However, by having the objective lenses closer together than the eyepieces the porro design can be made compact – the so-called “reverse porro”. These are excellent compact binoculars, and although they tend to be heavier than roof prism binoculars, some of them will fit into your pocket and will be light enough to pass as a pocket binocular. An excellent example of a reverse porro compact binocular is the Bushnell Legend 10×26 Compact Porro Waterproof Binocular, which might be small enough to fit into your pocket (dimensions: 6.2 x 5.6 x 3.3 inches), but is a bit too heavy (22 ounces) to be comfortable. However, the Pentax Papilio 6.5x21mm Super-Close Focus Binoculars (also available in 8.5×21), which is a reverse porro design, small enough to fit into your shirt or jacket pocket with dimensions of 4.5 x 4.3 x 2.2 inches, but at 16 ounces it might be a little too heavy (as a pocket binocular) for a some people. The 8.5×21 weighs the same, but is slightly bigger with dimensions of 6x6x3 inches and maybe just too big to fit into a shirt pocket.
On the other hand, some reverse porro binoculars can be just as light-weight as roof prisms binoculars. The Galileo 8×22 Mini-Compact Binoculars weigh as little as 8 ounces! But these are few and far between.
The other type of design is the roof prism binoculars, where the eyepieces are situated directly behind the objective lenses. Whether big (normal size) or compact, they are sleek and streamlined . This means that they are perfectly designed for not only being compact, but indeed being pocket size as well. They not only weigh less than the other type (“porro”), but are smaller by design as well; on top of this, they can fold even smaller when not used. My 8×25 pocket roof prism binocular is 3.94 inches (100 millimeters) wide when folded open to fit my eyes, but folds down to 2.76 inches (70 millimeters) when I put it in my pocket.
As a matter of fact, some roof prism pocket binoculars are so small, they are simply just too small for an adult person to handle with comfort, like the Audubon 4100 Mini Binoculars 7×18 (dimensions: 2 x 2.5 x 4.2 inches), or the Tasco Essentials 8×21 Binocular (dimensions: 4.2 x 3.2 x 2.2 inches ; 8.8 ounces) from Bushnell.

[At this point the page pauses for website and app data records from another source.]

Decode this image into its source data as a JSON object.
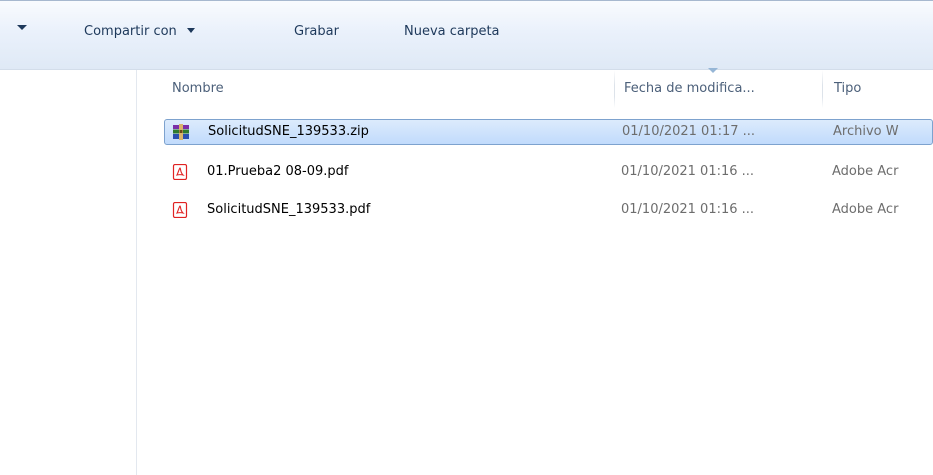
{
  "toolbar": {
    "share_label": "Compartir con",
    "burn_label": "Grabar",
    "new_folder_label": "Nueva carpeta"
  },
  "columns": {
    "name": "Nombre",
    "date": "Fecha de modifica...",
    "type": "Tipo"
  },
  "files": [
    {
      "name": "SolicitudSNE_139533.zip",
      "date": "01/10/2021 01:17 ...",
      "type": "Archivo W",
      "icon": "winrar-archive-icon",
      "selected": true
    },
    {
      "name": "01.Prueba2 08-09.pdf",
      "date": "01/10/2021 01:16 ...",
      "type": "Adobe Acr",
      "icon": "pdf-icon",
      "selected": false
    },
    {
      "name": "SolicitudSNE_139533.pdf",
      "date": "01/10/2021 01:16 ...",
      "type": "Adobe Acr",
      "icon": "pdf-icon",
      "selected": false
    }
  ],
  "colors": {
    "selection_border": "#7da2ce",
    "selection_fill": "#c1dbfc",
    "toolbar_text": "#1e395b",
    "pdf_red": "#e02323"
  }
}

So you have to look out for that as well. On the other hand, they could be